The Ethics of Migration and ImmigrationThis module will introduce students to the major debates surrounding the ethics of migration and immigration, giving them the tools to analyse the ethical implications of policies directed to both constrain and enable migration in the Global North and South. The module will begin with a discussion of why people move in the first place and how this has helped divide migrants into various ethically problematic political categories - genuine and bogus asylum seekers, refugees, economic migrants, etc. It will then move on to three conceptual weeks which focus on the major approaches to the ethics of migration - communitarian, cosmopolitan and critical feminist and poststructural approaches. These will then be employed to discuss the contemporary ethical issues which arise in the global migration regime. These can change from year to year, but can include: the production of the 'refugee', the use of camps to contain and care for refugees, the role of the border security regime, the way states and cities seek to attract talented migrants, and the precarious lives of migrants in the global North. The module will end by looking at 'Cities of Sanctuary' as a contested ethical solution to the situation of migrants.

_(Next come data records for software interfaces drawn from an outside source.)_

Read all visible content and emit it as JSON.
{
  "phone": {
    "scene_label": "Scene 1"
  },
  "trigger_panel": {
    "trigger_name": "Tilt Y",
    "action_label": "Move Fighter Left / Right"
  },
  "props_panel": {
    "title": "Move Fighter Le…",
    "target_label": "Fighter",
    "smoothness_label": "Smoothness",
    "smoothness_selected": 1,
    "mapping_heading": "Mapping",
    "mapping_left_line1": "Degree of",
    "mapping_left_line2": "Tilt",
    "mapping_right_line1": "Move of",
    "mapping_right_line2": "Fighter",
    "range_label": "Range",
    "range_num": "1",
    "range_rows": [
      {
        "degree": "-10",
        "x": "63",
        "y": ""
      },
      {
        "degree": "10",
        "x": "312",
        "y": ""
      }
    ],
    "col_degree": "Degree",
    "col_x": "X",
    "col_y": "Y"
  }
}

The European Union: Integration and DisintegrationBy adopting a sociological lens to the study of the EU, this module will overview different perspectives that are topical for understanding the process of European integration. It seeks to develop students' understanding of the social, political and cultural dimensions of the European project and the debates associated with these. More specifically, it explores the impact of Europeanization by looking at both top-down and bottom-up perspectives. It uncovers the complexities of social, political and cultural dynamics that determine the boundaries of the European project. The module will assess the social and political framework underpinning the development of the Europeanization process thus raising important questions about the overall aims of the EU vis-a-vis its member states but more importantly towards its citizens. By overviewing factors of disintegration - besides of integration - the module will evaluate the current state of Europeanization, and in particular the impact of various crises (democratic, financial, cultural) on its development.